India’s New Age Investor, Inspired To Create A Global Brand
India has been referred to as a ‘hotbed’ for social enterprise and startups. Millennials are turning to careers in tech and innovation, launching their own ventures instead of signing up for ‘9-5’ careers. But the ecosystem to support these entrepreneurs is still very weak in the subcontinent, says Rajesh Sawhney (@rajeshsawney), the former CEO of Reliance Entertainment. So he’s decided to break away from films and return to tech by building an Indian incubator with global reach.
GSF Accelerator aims to identify the best of India’s tech startups and help them scale and create social impact.
Esha Chhabra (@esh2440), writer and social entrepreneur, caught up with Sawhney about venture capitalists in India, impact investing, and mobile innovation.
Why is the venture capital space in India so lacking? What is holding it back?
The issue is that VCs in India don’t dream big. Initial setbacks have forced many to focus on smaller opportunities and seek average returns rather than funding local innovation.
I believe the VC industry needs to change its mindset and get back to seeking exceptional returns by backing the exceptional ideas of exceptional entrepreneurs.
GSF is partnering with global institutions. Why not just focus on the Indian market?
It’s tempting for many entrepreneurs and investors to focus solely on India because the opportunities are ripe for the picking. However, extending this market to the world is a far greater opportunity.
Technology and the Internet have leveled the playing field for smart entrepreneurs around the world. It’s by no means easy to build global companies, but I believe talented entrepreneurs in India have a chance of succeeding and should seize the opportunity.

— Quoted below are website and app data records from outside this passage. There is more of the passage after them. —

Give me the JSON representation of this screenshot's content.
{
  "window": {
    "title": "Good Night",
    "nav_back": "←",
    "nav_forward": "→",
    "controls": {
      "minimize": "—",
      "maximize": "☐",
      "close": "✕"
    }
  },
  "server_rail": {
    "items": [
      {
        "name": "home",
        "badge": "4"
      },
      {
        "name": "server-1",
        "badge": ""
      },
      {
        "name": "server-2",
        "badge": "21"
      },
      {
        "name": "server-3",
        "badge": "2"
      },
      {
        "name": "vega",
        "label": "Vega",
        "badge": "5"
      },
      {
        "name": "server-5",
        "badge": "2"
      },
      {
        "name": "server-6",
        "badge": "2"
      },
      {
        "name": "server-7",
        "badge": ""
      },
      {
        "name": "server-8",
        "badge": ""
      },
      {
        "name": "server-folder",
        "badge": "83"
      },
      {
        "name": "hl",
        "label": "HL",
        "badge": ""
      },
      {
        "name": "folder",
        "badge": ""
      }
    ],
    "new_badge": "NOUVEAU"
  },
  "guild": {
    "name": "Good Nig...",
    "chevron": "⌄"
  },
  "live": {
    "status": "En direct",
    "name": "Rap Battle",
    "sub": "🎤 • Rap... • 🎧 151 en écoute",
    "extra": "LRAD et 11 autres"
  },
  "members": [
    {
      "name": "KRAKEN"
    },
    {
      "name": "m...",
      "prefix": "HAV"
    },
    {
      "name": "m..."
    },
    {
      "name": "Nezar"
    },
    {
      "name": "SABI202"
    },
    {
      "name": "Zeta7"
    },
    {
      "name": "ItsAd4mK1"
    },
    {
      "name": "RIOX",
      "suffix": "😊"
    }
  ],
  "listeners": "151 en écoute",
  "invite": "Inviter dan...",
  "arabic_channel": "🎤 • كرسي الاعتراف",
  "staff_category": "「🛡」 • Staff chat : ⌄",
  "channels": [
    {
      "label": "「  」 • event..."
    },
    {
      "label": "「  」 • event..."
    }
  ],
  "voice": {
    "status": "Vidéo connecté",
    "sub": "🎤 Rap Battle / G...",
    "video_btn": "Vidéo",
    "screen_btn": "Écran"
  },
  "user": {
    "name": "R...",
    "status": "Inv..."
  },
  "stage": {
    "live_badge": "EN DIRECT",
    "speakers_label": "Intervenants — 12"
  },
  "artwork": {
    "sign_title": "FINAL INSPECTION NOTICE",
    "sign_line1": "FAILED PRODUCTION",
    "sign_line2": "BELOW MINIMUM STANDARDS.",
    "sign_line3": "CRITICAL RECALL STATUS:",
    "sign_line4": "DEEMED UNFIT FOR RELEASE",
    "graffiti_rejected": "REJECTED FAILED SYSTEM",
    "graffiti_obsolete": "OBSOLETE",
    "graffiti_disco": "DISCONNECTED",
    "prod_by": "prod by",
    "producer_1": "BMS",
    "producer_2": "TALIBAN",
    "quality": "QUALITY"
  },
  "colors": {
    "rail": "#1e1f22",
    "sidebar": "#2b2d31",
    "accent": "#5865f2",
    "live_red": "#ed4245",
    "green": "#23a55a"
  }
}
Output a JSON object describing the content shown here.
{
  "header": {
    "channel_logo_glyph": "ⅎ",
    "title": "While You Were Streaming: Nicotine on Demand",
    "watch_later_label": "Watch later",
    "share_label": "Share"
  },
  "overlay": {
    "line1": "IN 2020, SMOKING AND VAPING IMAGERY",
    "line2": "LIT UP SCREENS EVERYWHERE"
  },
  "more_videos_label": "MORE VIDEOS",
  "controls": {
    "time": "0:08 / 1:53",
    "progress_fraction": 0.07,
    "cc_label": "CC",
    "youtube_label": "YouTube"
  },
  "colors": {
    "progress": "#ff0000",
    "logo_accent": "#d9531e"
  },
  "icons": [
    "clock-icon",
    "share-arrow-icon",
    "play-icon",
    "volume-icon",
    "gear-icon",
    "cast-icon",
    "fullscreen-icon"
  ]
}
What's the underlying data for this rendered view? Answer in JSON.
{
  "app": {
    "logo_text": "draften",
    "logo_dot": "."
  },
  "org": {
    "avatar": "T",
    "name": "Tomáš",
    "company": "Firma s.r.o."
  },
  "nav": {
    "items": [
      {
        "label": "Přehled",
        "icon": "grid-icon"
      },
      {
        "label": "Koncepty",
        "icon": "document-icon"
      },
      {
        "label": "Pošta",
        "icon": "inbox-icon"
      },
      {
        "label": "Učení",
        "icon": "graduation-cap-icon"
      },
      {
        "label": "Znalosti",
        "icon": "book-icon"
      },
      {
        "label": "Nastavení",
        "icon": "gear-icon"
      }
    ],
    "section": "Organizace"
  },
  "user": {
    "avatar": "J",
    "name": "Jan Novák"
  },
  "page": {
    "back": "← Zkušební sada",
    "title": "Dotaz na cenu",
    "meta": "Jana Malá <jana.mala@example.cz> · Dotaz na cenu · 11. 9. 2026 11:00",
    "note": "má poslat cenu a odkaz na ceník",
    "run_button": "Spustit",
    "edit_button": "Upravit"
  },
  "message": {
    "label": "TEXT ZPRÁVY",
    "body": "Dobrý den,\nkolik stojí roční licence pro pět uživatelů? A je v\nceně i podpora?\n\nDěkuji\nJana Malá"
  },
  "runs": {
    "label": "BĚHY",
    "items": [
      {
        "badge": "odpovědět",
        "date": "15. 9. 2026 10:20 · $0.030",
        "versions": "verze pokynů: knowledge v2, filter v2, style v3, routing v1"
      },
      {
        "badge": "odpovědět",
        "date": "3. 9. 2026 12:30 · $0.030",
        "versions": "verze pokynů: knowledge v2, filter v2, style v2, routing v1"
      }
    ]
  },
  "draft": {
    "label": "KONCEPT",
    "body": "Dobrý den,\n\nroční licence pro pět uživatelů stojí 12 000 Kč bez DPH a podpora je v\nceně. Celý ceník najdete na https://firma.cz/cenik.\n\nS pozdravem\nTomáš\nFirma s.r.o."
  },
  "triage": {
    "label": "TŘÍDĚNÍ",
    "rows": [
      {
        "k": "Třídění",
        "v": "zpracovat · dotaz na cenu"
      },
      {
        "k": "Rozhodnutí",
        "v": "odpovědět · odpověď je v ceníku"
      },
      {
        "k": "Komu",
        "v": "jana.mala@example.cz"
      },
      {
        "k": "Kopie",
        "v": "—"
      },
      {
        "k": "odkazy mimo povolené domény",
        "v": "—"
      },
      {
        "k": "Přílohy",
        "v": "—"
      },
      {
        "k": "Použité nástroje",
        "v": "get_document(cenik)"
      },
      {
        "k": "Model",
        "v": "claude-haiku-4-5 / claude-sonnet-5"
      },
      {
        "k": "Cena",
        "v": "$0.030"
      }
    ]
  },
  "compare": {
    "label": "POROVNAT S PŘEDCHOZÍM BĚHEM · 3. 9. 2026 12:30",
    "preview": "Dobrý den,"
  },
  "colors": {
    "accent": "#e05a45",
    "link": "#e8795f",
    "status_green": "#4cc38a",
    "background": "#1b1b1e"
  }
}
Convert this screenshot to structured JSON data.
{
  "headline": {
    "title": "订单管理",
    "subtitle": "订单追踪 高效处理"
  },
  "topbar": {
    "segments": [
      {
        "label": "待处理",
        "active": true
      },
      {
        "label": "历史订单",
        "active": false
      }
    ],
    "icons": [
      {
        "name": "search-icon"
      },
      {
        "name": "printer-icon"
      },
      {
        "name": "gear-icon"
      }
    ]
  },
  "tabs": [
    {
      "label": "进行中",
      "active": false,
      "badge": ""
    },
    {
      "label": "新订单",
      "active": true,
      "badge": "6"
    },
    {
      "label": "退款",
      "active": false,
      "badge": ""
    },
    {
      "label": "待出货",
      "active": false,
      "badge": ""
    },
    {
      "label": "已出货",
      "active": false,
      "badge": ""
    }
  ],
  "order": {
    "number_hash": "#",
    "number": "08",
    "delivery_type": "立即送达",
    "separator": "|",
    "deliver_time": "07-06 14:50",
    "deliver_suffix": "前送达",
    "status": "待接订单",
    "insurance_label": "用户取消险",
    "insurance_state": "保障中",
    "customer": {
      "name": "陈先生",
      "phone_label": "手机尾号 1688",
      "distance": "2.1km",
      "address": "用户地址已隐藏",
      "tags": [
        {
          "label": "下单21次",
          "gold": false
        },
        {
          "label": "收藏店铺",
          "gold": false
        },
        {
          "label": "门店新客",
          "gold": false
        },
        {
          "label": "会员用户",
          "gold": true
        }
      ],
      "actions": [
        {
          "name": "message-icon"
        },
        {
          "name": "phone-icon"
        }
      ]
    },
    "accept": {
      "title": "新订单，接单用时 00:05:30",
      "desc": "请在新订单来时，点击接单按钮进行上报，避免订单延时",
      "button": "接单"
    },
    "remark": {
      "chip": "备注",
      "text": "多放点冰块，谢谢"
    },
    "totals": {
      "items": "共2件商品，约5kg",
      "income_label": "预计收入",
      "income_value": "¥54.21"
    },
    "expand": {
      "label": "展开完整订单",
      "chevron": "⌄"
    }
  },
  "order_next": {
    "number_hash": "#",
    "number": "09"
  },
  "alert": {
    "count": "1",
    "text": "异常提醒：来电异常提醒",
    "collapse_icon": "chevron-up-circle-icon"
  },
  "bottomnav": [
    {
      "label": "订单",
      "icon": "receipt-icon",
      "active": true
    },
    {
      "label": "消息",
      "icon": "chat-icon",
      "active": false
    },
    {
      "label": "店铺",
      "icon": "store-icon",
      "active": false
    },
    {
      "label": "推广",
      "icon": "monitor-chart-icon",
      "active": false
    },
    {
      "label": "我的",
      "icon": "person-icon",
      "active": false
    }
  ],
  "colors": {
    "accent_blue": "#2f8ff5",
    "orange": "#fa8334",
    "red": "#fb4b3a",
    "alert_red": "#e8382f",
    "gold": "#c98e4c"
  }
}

India also has a lot to offer the world in terms of innovation. Here are two huge opportunities:
Mobile Digital Economy: In five years, India will become one of the leading “mobile only” digital economies in the world. India has added a billion new mobile phone users since 2000. In the next 5 years, 500 million new Internet users will come online, primarily through smartphones and mobile technology.
Frugal Innovation: Indian entrepreneurs are inherently frugal with resources. As the world adjusts to falling incomes, Indian companies will be called upon to share their innovative solutions and lean business models.
Your focus is on tech-based solutions. Why simply tech?
I believe it’s important to focus on what you are passionate about. I enjoy working with technology start-ups and leveraging the positive power of technology to find solutions for some of the world’s most pressing challenges.
Is there much interest in impact investing in India?
The impact ecosystem is still nascent in India, but it’s rapidly evolving. In the last five years, we have seen the emergence of specialized venture capitalist/private equity funds in this area. The next stage in the evolution is the formation of seed funds and impact accelerators. My concern is the lack of institutional capital to support an early stage ecosystem as well as the lack of interest from angel investors.
At GSF, we have incubated 25 companies thus far, 20% of which are addressing high impact challenges. We have focused on mobile-based healthcare solutions for rural areas and transportation solutions for densely populated Indian cities.
What do you think about the criticism around the capacity of incubators to create world-class companies?
Relentless experimentation is what leads to innovation, and smart start-up eco-systems reduce the cost of trials to zero and enable this to happen. We shouldn’t fear failure; in fact, we should welcome it.
Like start-ups, many of the incubators themselves will fail. Only a few will become effective at attracting the best talent and building great companies. At GSF, we obsess about attracting and surrounding ourselves with the smartest people.
What inspires you to tackle this monumental challenge of building India’s start-up scene?
As I mentioned before, the rise of mobile digital economy in India and the emerging world is a huge and transformative opportunity. The second thing is the shifting attitude of Indian young people. In contrast to previous generations, they are willing and able to experiment and take risks. They are smart, globally-connected, aspirational leaders. They inspire me.
The combination of these two realities will open up a new world of possibilities. These possibilities are inspirational to me.
What advice do you give to young Indian entrepreneurs just starting out with their first idea?
- Dream big. This world is as much yours as anyone else’s.
- Experiment, travel, seek and create new experiences.
- “Open your doors” and the world will “open its doors” to you.
What book that you’ve read in the last few years has impacted you and your philosophy?
There are actually two I should mention:
The Hero with a Thousand Faces by Joseph Campbell had a profound impact on my thinking and evolution. It’s a must read for anyone who wants to change the world.
Jitterbug Perfume by Tom Robbins is a fascinating tale of the medieval King Alobar and his quest to stay young forever.
Photo courtesy of subject.
This post originally appeared on partner site, Forbes.com.